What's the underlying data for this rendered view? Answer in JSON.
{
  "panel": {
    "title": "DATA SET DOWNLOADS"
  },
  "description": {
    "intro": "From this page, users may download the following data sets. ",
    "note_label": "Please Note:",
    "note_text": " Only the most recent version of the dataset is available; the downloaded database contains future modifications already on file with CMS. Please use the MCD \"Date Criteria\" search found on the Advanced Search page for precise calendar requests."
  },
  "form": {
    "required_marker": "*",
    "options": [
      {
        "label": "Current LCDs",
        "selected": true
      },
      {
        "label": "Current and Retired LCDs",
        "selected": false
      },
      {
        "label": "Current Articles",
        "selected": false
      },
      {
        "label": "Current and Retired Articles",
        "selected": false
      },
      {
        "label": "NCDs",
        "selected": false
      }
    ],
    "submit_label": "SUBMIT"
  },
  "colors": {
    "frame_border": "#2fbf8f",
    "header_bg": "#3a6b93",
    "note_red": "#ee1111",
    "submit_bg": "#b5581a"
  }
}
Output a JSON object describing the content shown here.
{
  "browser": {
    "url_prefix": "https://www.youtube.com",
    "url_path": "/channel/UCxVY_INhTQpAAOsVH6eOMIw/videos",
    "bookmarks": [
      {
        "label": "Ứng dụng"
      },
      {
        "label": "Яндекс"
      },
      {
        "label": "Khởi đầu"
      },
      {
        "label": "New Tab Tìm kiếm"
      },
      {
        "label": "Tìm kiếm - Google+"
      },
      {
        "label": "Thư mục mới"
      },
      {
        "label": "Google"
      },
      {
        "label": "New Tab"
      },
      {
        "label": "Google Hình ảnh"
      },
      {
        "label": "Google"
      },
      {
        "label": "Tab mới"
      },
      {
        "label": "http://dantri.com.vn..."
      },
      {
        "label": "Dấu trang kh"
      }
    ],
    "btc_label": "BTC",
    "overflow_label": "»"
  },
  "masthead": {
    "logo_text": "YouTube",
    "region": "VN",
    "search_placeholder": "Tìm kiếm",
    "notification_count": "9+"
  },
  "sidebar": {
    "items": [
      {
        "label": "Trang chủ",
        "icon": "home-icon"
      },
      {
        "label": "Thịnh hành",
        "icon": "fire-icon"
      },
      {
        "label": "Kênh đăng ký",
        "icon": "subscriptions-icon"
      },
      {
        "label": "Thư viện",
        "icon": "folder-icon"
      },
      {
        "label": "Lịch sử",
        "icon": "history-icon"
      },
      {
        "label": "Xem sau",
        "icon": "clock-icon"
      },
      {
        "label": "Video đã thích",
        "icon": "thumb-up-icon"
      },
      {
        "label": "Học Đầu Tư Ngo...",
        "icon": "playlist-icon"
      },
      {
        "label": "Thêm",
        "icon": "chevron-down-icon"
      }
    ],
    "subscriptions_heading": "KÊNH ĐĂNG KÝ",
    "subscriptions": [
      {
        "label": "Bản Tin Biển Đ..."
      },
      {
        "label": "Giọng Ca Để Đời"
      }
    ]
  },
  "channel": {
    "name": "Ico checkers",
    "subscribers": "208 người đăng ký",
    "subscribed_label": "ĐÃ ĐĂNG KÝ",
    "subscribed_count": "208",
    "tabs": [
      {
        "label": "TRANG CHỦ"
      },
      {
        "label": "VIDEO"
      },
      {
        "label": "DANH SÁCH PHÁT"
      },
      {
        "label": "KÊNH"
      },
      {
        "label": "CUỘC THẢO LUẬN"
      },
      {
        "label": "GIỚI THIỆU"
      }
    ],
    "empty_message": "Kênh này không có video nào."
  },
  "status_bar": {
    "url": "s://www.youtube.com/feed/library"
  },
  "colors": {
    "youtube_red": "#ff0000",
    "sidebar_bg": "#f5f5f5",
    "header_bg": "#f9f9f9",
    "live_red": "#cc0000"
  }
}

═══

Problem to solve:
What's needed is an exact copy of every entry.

Exercise output:
What's the underlying data for this rendered view? Answer in JSON.
{
  "panel": {
    "title": "DATA SET DOWNLOADS"
  },
  "description": {
    "intro": "From this page, users may download the following data sets. ",
    "note_label": "Please Note:",
    "note_text": " Only the most recent version of the dataset is available; the downloaded database contains future modifications already on file with CMS. Please use the MCD \"Date Criteria\" search found on the Advanced Search page for precise calendar requests."
  },
  "form": {
    "required_marker": "*",
    "options": [
      {
        "label": "Current LCDs",
        "selected": true
      },
      {
        "label": "Current and Retired LCDs",
        "selected": false
      },
      {
        "label": "Current Articles",
        "selected": false
      },
      {
        "label": "Current and Retired Articles",
        "selected": false
      },
      {
        "label": "NCDs",
        "selected": false
      }
    ],
    "submit_label": "SUBMIT"
  },
  "colors": {
    "frame_border": "#2fbf8f",
    "header_bg": "#3a6b93",
    "note_red": "#ee1111",
    "submit_bg": "#b5581a"
  }
}
Output a JSON object describing the content shown here.
{
  "browser": {
    "url_prefix": "https://www.youtube.com",
    "url_path": "/channel/UCxVY_INhTQpAAOsVH6eOMIw/videos",
    "bookmarks": [
      {
        "label": "Ứng dụng"
      },
      {
        "label": "Яндекс"
      },
      {
        "label": "Khởi đầu"
      },
      {
        "label": "New Tab Tìm kiếm"
      },
      {
        "label": "Tìm kiếm - Google+"
      },
      {
        "label": "Thư mục mới"
      },
      {
        "label": "Google"
      },
      {
        "label": "New Tab"
      },
      {
        "label": "Google Hình ảnh"
      },
      {
        "label": "Google"
      },
      {
        "label": "Tab mới"
      },
      {
        "label": "http://dantri.com.vn..."
      },
      {
        "label": "Dấu trang kh"
      }
    ],
    "btc_label": "BTC",
    "overflow_label": "»"
  },
  "masthead": {
    "logo_text": "YouTube",
    "region": "VN",
    "search_placeholder": "Tìm kiếm",
    "notification_count": "9+"
  },
  "sidebar": {
    "items": [
      {
        "label": "Trang chủ",
        "icon": "home-icon"
      },
      {
        "label": "Thịnh hành",
        "icon": "fire-icon"
      },
      {
        "label": "Kênh đăng ký",
        "icon": "subscriptions-icon"
      },
      {
        "label": "Thư viện",
        "icon": "folder-icon"
      },
      {
        "label": "Lịch sử",
        "icon": "history-icon"
      },
      {
        "label": "Xem sau",
        "icon": "clock-icon"
      },
      {
        "label": "Video đã thích",
        "icon": "thumb-up-icon"
      },
      {
        "label": "Học Đầu Tư Ngo...",
        "icon": "playlist-icon"
      },
      {
        "label": "Thêm",
        "icon": "chevron-down-icon"
      }
    ],
    "subscriptions_heading": "KÊNH ĐĂNG KÝ",
    "subscriptions": [
      {
        "label": "Bản Tin Biển Đ..."
      },
      {
        "label": "Giọng Ca Để Đời"
      }
    ]
  },
  "channel": {
    "name": "Ico checkers",
    "subscribers": "208 người đăng ký",
    "subscribed_label": "ĐÃ ĐĂNG KÝ",
    "subscribed_count": "208",
    "tabs": [
      {
        "label": "TRANG CHỦ"
      },
      {
        "label": "VIDEO"
      },
      {
        "label": "DANH SÁCH PHÁT"
      },
      {
        "label": "KÊNH"
      },
      {
        "label": "CUỘC THẢO LUẬN"
      },
      {
        "label": "GIỚI THIỆU"
      }
    ],
    "empty_message": "Kênh này không có video nào."
  },
  "status_bar": {
    "url": "s://www.youtube.com/feed/library"
  },
  "colors": {
    "youtube_red": "#ff0000",
    "sidebar_bg": "#f5f5f5",
    "header_bg": "#f9f9f9",
    "live_red": "#cc0000"
  }
}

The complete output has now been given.